interval search tree algorithm is going to tell us which intersections there are

right away. When we reach the right then we remove intervals and so forth. But with

the basic interval search tree algorithm and the sweep line process that we've

talked about, you can get the orthogonal, orthogonal rectangle intersection search

problem solved in time proportional to analog N log N + R log N, where R is the

number of intersections. And typically, in design rule checking, you wouldn't expect

too many intersections. So again, just as with, line intersection search, using a

priority queue or a sort is only N log N for processing the X coordinates. And

because the interval search trees take log N for every operation, the insert and

delete intervals is N log N totaled and the searches is N log N + R log N. So, the

bottom line is that the sweep line algorithm takes this rectangle

intersection problem and reduces it to 1D interval search and we have an efficient

algorithm for that problem and that enables us to solve the problem in linear

rhythmic time instead of quadratic time. And that definitely enabled new progress

in technology and it's a fine example of the importance of algorithmic technology.

So here's our summary of applications of binary search trees for geometric

problems. We started with one dimensional range search and just used regular binary

search tree to compute ranks to get the answer. But that as the basis, we're able

to solve the two dimensional line segment intersection search using the sweep line

algorithm. Then we looked at range search and other operations using KD trees.

Again, modification of binary search trees. And then the interval search tree

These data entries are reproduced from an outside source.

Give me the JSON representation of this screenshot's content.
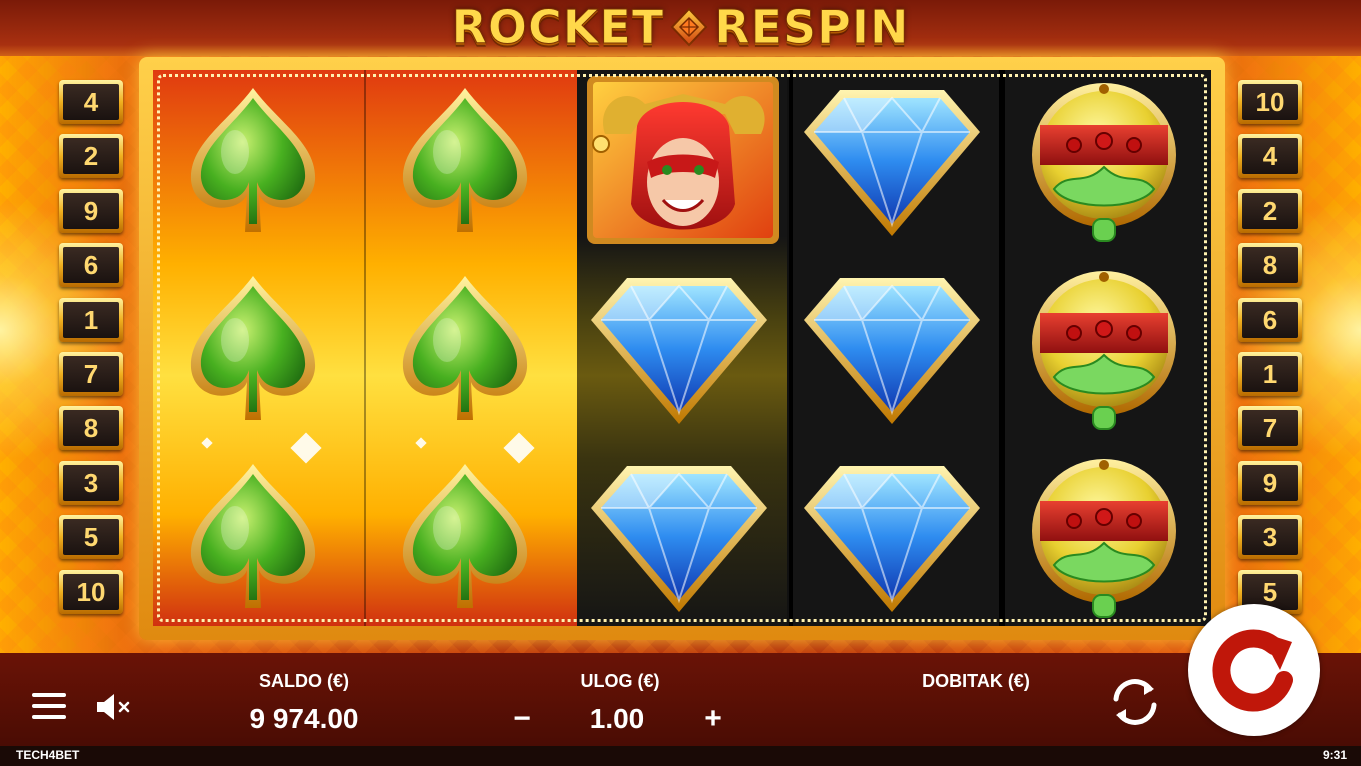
{
  "game": {
    "logo_left": "ROCKET",
    "logo_right": "RESPIN"
  },
  "paylines_left": [
    "4",
    "2",
    "9",
    "6",
    "1",
    "7",
    "8",
    "3",
    "5",
    "10"
  ],
  "paylines_right": [
    "10",
    "4",
    "2",
    "8",
    "6",
    "1",
    "7",
    "9",
    "3",
    "5"
  ],
  "reels": [
    [
      "spade",
      "spade",
      "spade"
    ],
    [
      "spade",
      "spade",
      "spade"
    ],
    [
      "jester",
      "diamond",
      "diamond"
    ],
    [
      "diamond",
      "diamond",
      "diamond"
    ],
    [
      "lantern",
      "lantern",
      "lantern"
    ]
  ],
  "bottom": {
    "balance_label": "SALDO (€)",
    "balance_value": "9 974.00",
    "bet_label": "ULOG (€)",
    "bet_value": "1.00",
    "bet_minus": "−",
    "bet_plus": "+",
    "win_label": "DOBITAK (€)",
    "win_value": ""
  },
  "footer": {
    "brand": "TECH4BET",
    "time": "9:31"
  },
  "icons": {
    "menu": "menu-icon",
    "sound": "sound-muted-icon",
    "autoplay": "autoplay-icon",
    "spin": "spin-icon"
  },
  "colors": {
    "gold": "#ffd84a",
    "background_red": "#b02a0a",
    "bottom_bar": "#5a1005"
  }
}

to solve the one dimensional N over search problem and then how that corresponds to

the basic algorithm that you get to if you use the sweep line algorithm to solve

rectangle intersection. Many of these problems are the basis for geometric

processing of huge amounts of data that we see all over the web. And our basic search

tree mentality and APIs, and binary search tree data structure give us efficient

solutions to these important practical problems.